(The data Opens)
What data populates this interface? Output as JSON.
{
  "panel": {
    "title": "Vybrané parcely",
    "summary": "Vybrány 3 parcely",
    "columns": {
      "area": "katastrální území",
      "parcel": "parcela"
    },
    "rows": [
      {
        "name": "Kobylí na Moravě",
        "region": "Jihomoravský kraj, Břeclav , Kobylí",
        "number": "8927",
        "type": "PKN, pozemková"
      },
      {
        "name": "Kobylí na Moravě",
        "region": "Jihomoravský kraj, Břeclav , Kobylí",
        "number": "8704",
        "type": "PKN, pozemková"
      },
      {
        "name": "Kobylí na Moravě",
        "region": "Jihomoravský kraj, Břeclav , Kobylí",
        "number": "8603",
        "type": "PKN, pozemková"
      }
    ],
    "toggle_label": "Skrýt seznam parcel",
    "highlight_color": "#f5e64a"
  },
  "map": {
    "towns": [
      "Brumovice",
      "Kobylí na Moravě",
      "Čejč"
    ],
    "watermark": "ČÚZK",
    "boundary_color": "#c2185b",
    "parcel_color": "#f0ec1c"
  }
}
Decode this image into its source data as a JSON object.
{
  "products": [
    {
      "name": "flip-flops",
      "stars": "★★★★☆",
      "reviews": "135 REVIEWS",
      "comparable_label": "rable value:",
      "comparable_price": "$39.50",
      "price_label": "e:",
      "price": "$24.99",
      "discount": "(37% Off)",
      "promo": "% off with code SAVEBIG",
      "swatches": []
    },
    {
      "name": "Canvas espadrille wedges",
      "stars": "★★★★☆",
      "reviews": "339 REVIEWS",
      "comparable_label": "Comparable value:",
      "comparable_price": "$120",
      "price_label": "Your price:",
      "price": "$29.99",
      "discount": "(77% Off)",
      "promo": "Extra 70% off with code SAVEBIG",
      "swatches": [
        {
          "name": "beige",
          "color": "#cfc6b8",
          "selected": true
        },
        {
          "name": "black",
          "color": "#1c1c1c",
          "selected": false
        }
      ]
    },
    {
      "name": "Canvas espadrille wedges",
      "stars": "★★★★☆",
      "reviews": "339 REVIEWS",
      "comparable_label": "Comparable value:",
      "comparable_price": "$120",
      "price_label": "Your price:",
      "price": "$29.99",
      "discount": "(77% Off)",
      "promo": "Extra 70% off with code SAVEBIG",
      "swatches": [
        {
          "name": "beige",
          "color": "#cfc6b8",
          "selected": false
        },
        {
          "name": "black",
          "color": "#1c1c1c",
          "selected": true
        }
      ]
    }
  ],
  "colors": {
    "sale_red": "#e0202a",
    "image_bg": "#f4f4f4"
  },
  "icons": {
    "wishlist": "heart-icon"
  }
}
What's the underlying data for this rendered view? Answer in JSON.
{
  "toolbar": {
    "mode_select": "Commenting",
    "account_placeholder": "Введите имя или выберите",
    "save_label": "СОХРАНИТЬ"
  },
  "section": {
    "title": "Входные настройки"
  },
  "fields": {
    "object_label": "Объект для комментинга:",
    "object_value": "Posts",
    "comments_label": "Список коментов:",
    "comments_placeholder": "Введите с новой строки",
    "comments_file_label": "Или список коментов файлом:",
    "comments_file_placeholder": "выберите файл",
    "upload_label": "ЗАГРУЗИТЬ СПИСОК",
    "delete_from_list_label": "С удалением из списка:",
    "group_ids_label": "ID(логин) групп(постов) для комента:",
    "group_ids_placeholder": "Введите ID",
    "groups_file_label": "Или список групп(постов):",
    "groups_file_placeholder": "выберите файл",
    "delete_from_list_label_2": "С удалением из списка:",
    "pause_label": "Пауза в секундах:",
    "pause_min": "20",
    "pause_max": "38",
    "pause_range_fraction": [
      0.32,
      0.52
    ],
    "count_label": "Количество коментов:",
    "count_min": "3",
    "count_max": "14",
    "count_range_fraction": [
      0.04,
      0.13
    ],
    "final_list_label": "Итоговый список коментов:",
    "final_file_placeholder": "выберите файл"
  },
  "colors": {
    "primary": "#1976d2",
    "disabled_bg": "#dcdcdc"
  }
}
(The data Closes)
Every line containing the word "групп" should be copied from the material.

    "group_ids_label": "ID(логин) групп(постов) для комента:",
    "groups_file_label": "Или список групп(постов):",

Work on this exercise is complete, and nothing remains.